The Western Genre

I. Apply Gene Autry's Cowboy Code to your selected western film.

  1. A cowboy must never shoot first, hit a smaller man, or take unfair advantage.
  2. He must never go back on his word or a trust confided in him.
  3. He must always tell the truth
  4. He must be gentle with children, the elderly, and animals.
  5. He must not advocate or possess radically or religiously intolerant ideas.
  6. He must help people in distress.
  7. He must be a good worker.
  8. He must keep himself clean in thought, speech, action, and personal habits.
  9. He must respect women, his parents, and his nation's laws.
  10. The cowboy is a patriot.

II. Explore the development of the western genre. Using what you know about writing a comparison/contrast essay, select an additional western to compare to High Noon, studied in class.

A. Choose another classic western and compare it to High Noon. Suggested films: The Searchers, Shane, Red River, Gunfight at the O. K. Corral, The Man Who Shot Liberty Valance, and Pale Rider.

B. Choose a revisionist western and demonstrate how the film takes the typical elements of western genre and revises them or comments on them. Suggested films: Once Upon a Time in the West, Unforgiven, Dances with Wolves, The Wild Bunch, The Shootist, McCabe and Mrs. Miller, Silverado, and the so-called "spaghetti westerns" of Sergio Leone (A Fistful of Dollars, For a Few Dollars More, and The Good, The Bad, and The Ugly).

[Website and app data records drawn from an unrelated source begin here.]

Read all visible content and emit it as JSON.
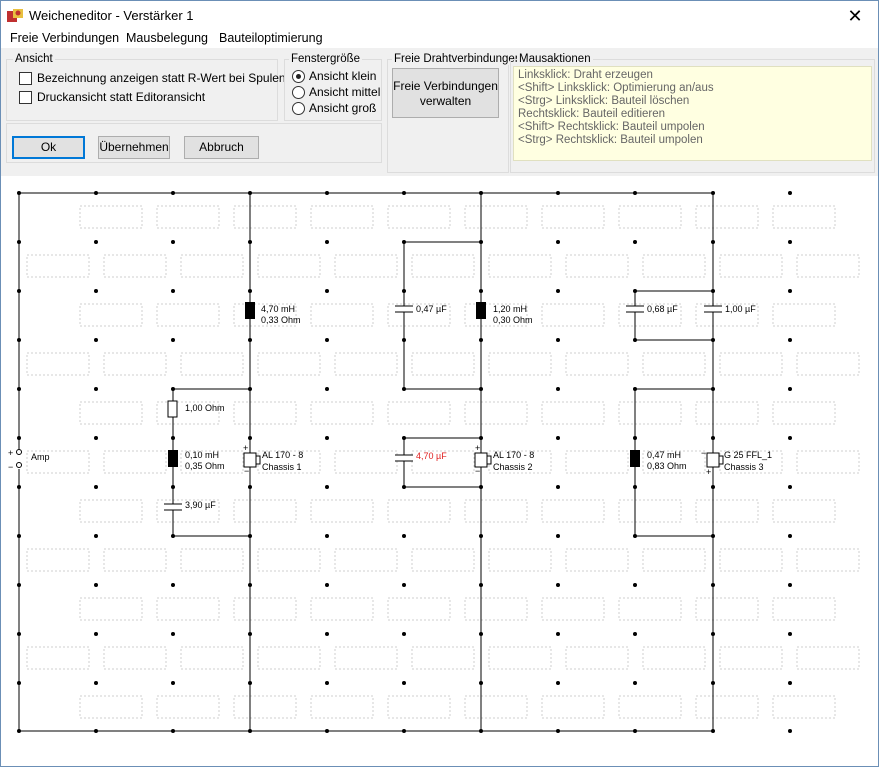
{
  "window": {
    "title": "Weicheneditor - Verstärker 1",
    "close_symbol": "✕"
  },
  "menu": [
    "Freie Verbindungen",
    "Mausbelegung",
    "Bauteiloptimierung"
  ],
  "ansicht": {
    "label": "Ansicht",
    "checkbox1": "Bezeichnung anzeigen statt R-Wert bei Spulen",
    "checkbox1_checked": false,
    "checkbox2": "Druckansicht statt Editoransicht",
    "checkbox2_checked": false
  },
  "fenster": {
    "label": "Fenstergröße",
    "options": [
      "Ansicht klein",
      "Ansicht mittel",
      "Ansicht groß"
    ],
    "selected": "Ansicht klein"
  },
  "draht": {
    "label": "Freie Drahtverbindungen",
    "button_line1": "Freie Verbindungen",
    "button_line2": "verwalten"
  },
  "maus": {
    "label": "Mausaktionen",
    "lines": [
      "Linksklick: Draht erzeugen",
      "<Shift> Linksklick: Optimierung an/aus",
      "<Strg> Linksklick: Bauteil löschen",
      "Rechtsklick: Bauteil editieren",
      "<Shift> Rechtsklick: Bauteil umpolen",
      "<Strg> Rechtsklick: Bauteil umpolen"
    ]
  },
  "buttons": {
    "ok": "Ok",
    "apply": "Übernehmen",
    "cancel": "Abbruch"
  },
  "schematic": {
    "amp": "Amp",
    "amp_plus": "+",
    "amp_minus": "−",
    "r1": "1,00 Ohm",
    "l1_value": "0,10 mH",
    "l1_res": "0,35 Ohm",
    "c1": "3,90 µF",
    "l2_value": "4,70 mH",
    "l2_res": "0,33 Ohm",
    "spk1_name": "AL 170 - 8",
    "spk1_chassis": "Chassis 1",
    "c2": "0,47 µF",
    "c3": "4,70 µF",
    "l3_value": "1,20 mH",
    "l3_res": "0,30 Ohm",
    "spk2_name": "AL 170 - 8",
    "spk2_chassis": "Chassis 2",
    "c4": "0,68 µF",
    "c5": "1,00 µF",
    "l4_value": "0,47 mH",
    "l4_res": "0,83 Ohm",
    "spk3_name": "G 25 FFL_1",
    "spk3_chassis": "Chassis 3",
    "polarity_plus": "+",
    "polarity_minus": "−"
  },
  "colors": {
    "highlight_value": "#e02020",
    "info_bg": "#ffffe1",
    "default_button": "#0078d7"
  }
}
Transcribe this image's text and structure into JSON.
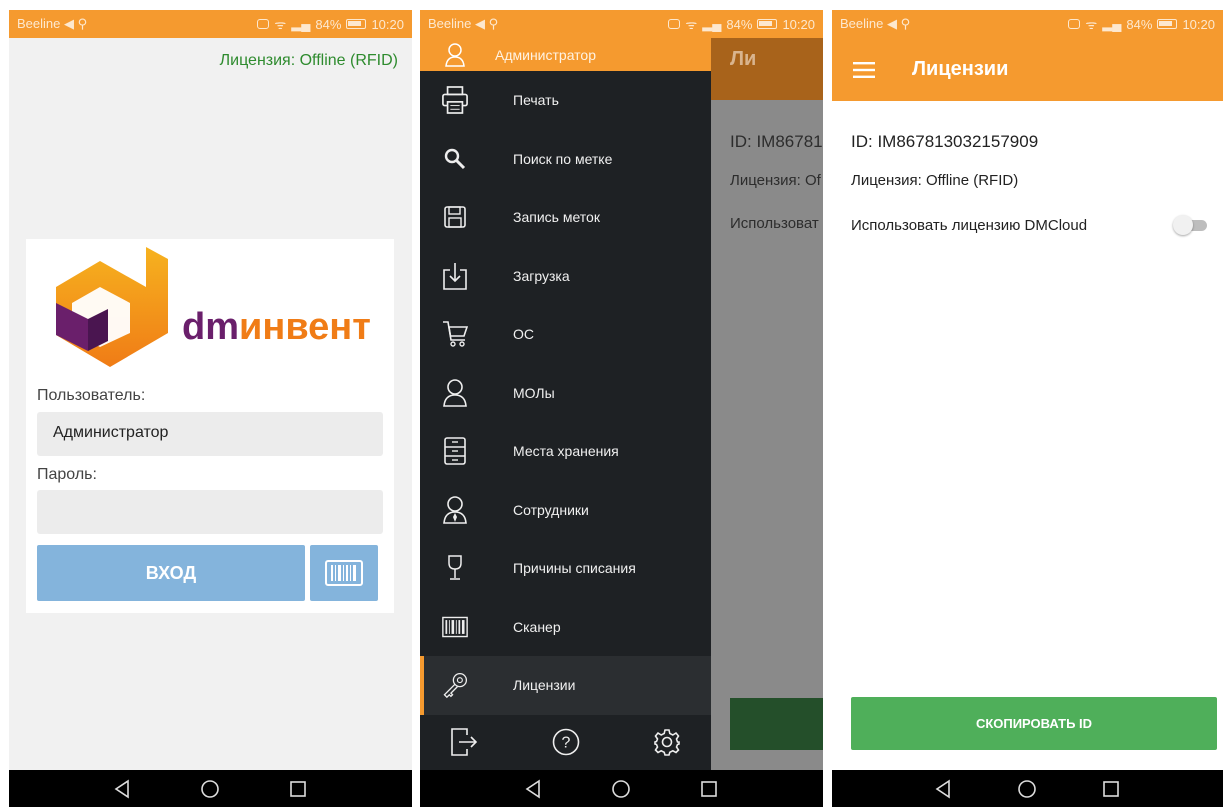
{
  "status_bar": {
    "carrier": "Beeline",
    "battery": "84%",
    "time": "10:20"
  },
  "login_screen": {
    "license": "Лицензия: Offline (RFID)",
    "logo_text": "dmинвент",
    "user_label": "Пользователь:",
    "user_value": "Администратор",
    "password_label": "Пароль:",
    "password_value": "",
    "login_button": "ВХОД",
    "scan_icon": "barcode-icon"
  },
  "drawer": {
    "header_user": "Администратор",
    "items": [
      {
        "label": "Печать",
        "icon": "printer-icon"
      },
      {
        "label": "Поиск по метке",
        "icon": "search-icon"
      },
      {
        "label": "Запись меток",
        "icon": "save-icon"
      },
      {
        "label": "Загрузка",
        "icon": "download-icon"
      },
      {
        "label": "ОС",
        "icon": "cart-icon"
      },
      {
        "label": "МОЛы",
        "icon": "person-icon"
      },
      {
        "label": "Места хранения",
        "icon": "cabinet-icon"
      },
      {
        "label": "Сотрудники",
        "icon": "employee-icon"
      },
      {
        "label": "Причины списания",
        "icon": "glass-icon"
      },
      {
        "label": "Сканер",
        "icon": "barcode-icon"
      },
      {
        "label": "Лицензии",
        "icon": "key-icon"
      }
    ],
    "active_index": 10,
    "footer_icons": [
      "logout-icon",
      "help-icon",
      "gear-icon"
    ],
    "background_fragments": {
      "title": "Ли",
      "id": "ID: IM86781",
      "license": "Лицензия: Of",
      "use": "Использоват"
    }
  },
  "licenses_screen": {
    "title": "Лицензии",
    "id_text": "ID: IM867813032157909",
    "license_text": "Лицензия: Offline (RFID)",
    "use_dmcloud": "Использовать лицензию DMCloud",
    "toggle_on": false,
    "copy_button": "СКОПИРОВАТЬ ID"
  },
  "colors": {
    "accent_orange": "#f59a2f",
    "license_green": "#2e8b2e",
    "login_blue": "#84b4dc",
    "copy_green": "#4faf5a",
    "drawer_dark": "#1e2124"
  }
}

C. Choose a parody western and describe in detail how the film makes fun of the characteristrics of the typical western. Suggested films: Blazing Saddles, Cat Ballou, Rustler's Rhapsody.

D. Watch a movie that is not ­ on the surface at least ­a western and write an essay that explains why this film is indeed a typical western. Possible films include Star Wars, Outland, The Road Warrior, and Water World.

III. Write a solid analysis of the opening scene of your chosen film, making sure to discuss all the ways in which that opening scene is used to establish the genre. How much information about the story and characters does the filmmaker provide there? What can you tell about the film from the setting, costumes and makeup, and props depicted in the opening scene?

Return to the Film Study Unit.